– Dustin Urbanovsky

Beavers can leave a lasting landscape change in their wake, as evidenced by the images we captured from a recent local damaged tree removal.  In addition to devastating the treescape around this local golf course and neighborhood pond, water and drainage systems can also be altered by the chewing and tree dropping critters.  Amazingly, this type of damage can occur in a matter of days if the beaver is motivated enough, or if he has buddies helping out!

Known as “Ecosystem Engineers”, beavers fell trees, build dams and change waterways to their own benefit, while simultaneously creating new habitats and wetlands for a variety of species, including humans.  Great in a natural environment, not so great in a populated urban environment.  During the process of felling large trees, the remnants left behind, or trees still partially standing, can create a hazardous environment for all of the same species that surround, especially curious humans.  Who doesn’t want to see a beaver in action?


Beavers traditionally seek out soft wood trees for their building endeavors. In this case, deep in the heart of urban Mecklenburg county, the beavers chose mature Sweet Gum trees that rimmed the pond. These beavers were able to drop several trees completely, and leave several standing, albeit in a less than desirable way. It is believed that similar to an arborist, beavers are able to sense what direction a tree will fall based on root structure and any type of lean existing in the structure. If the tree begins to fail in the incorrect direction, the beaver will leave it as it stands, and move on to the next.
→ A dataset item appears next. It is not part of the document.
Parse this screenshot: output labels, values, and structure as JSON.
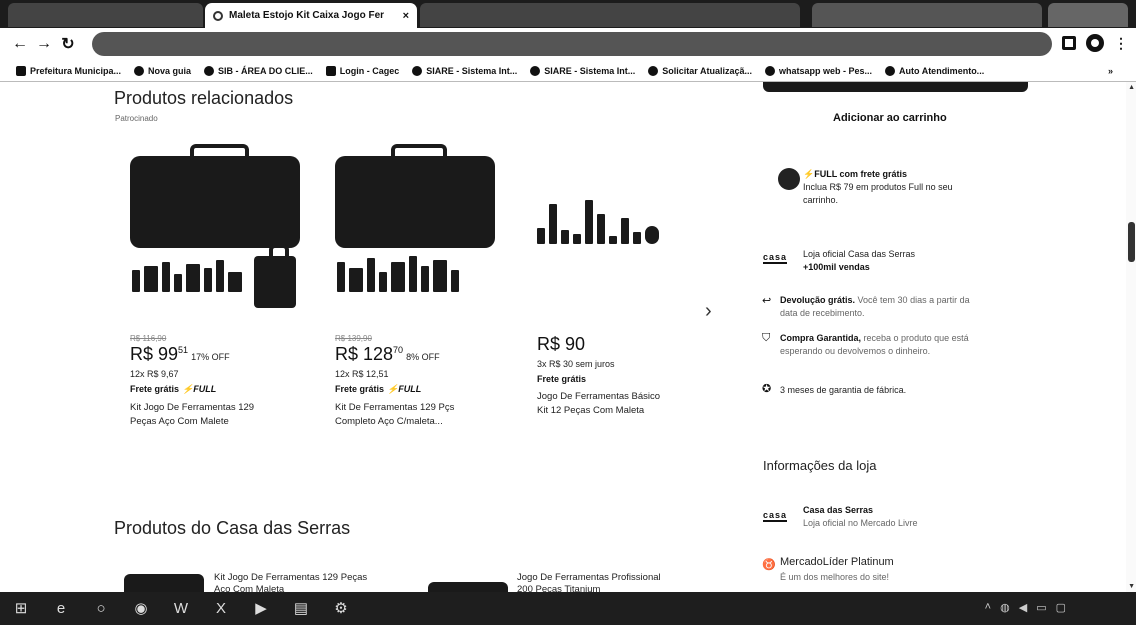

Obviously, trees in this condition are no longer safe, and will need to be removed.


What should we look for?  If you reside near a water source, knowing the trees in the environment can help, so that you can monitor any soft wood species for activity.  Tell tale signs of beaver presence are the long smooth concave chew marks that the beaver’s teeth leave behind.  You would most likely find these “taste test” markings closest to the water, and the location of the beaver’s den.  If you notice the markings, or are seeing ongoing damage to a specific tree or species in the area, it’s time to call your Arborist for an inspection to determine how advanced the damage is, and whether the tree can be saved.

While beaver activity in the forest is extremely important to our environment, you can see below in the Before and After photos that beavers leave a lasting impression on our urban canopy.



Heartwood loves Critters!  If you’ve had a recent critter encounter in your canopy, we would love to see!  Share your experience with our local ecosystem online and be sure to tag @heartwoodclt.